** Information given follows **
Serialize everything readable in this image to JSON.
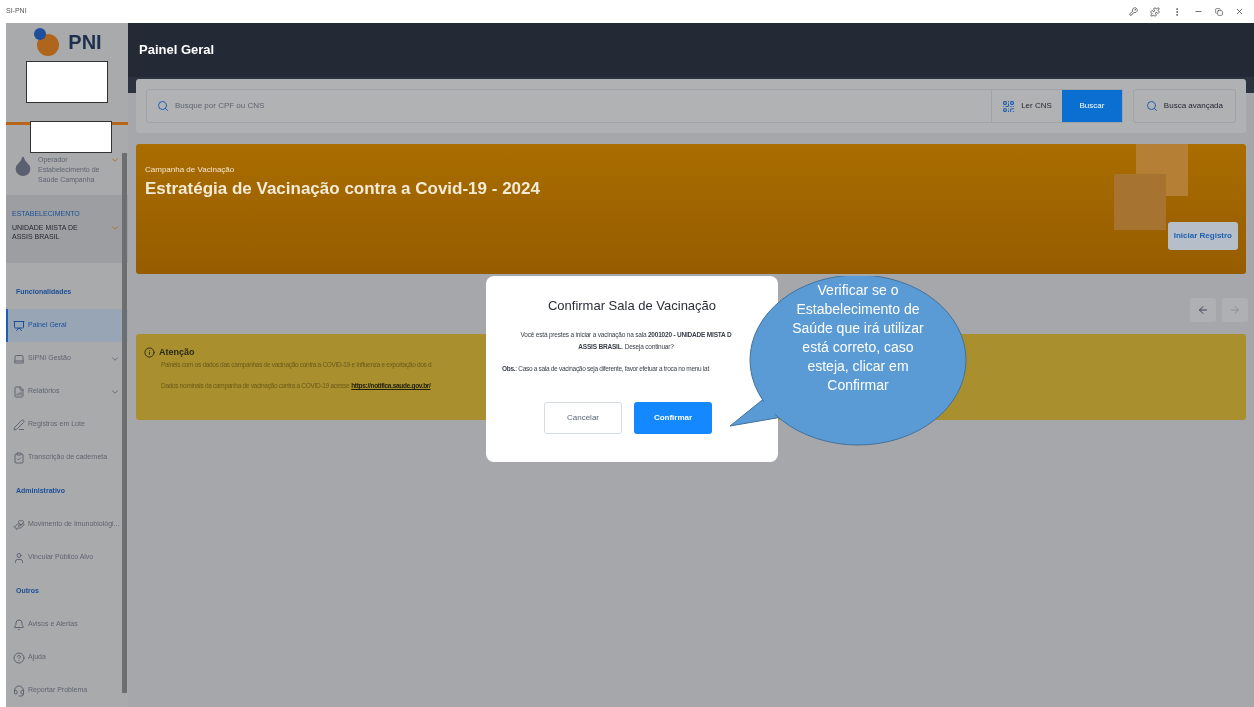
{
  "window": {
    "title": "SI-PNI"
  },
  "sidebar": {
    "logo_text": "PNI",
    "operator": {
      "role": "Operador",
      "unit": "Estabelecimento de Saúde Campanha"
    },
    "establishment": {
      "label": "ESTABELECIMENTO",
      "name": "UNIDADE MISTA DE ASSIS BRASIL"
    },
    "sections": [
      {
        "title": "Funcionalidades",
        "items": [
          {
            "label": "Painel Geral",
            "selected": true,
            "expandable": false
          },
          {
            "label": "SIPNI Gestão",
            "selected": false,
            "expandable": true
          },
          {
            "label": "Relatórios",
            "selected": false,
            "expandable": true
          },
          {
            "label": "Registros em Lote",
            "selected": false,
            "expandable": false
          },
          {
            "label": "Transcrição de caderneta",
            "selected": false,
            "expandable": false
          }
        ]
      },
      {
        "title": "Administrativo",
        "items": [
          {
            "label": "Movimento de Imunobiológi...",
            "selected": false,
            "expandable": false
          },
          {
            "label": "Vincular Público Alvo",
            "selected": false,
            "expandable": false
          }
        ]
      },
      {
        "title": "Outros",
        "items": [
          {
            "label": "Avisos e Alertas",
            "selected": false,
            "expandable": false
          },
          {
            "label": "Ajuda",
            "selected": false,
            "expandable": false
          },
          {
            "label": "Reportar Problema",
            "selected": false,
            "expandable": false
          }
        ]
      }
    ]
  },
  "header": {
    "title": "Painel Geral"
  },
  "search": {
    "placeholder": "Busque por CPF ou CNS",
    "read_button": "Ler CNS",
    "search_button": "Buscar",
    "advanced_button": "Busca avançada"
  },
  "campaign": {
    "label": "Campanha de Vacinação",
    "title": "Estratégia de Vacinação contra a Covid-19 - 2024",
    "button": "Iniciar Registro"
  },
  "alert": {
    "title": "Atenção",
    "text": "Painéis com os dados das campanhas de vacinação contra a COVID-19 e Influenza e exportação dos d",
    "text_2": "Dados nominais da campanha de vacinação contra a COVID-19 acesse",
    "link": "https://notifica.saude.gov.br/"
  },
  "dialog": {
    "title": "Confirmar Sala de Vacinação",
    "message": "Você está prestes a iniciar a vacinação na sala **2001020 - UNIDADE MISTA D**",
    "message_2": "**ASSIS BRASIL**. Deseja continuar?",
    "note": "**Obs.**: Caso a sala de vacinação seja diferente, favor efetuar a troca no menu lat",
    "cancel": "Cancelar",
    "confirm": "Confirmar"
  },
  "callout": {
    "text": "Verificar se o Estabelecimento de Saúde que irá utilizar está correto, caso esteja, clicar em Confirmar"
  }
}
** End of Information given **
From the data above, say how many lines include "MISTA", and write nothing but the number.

2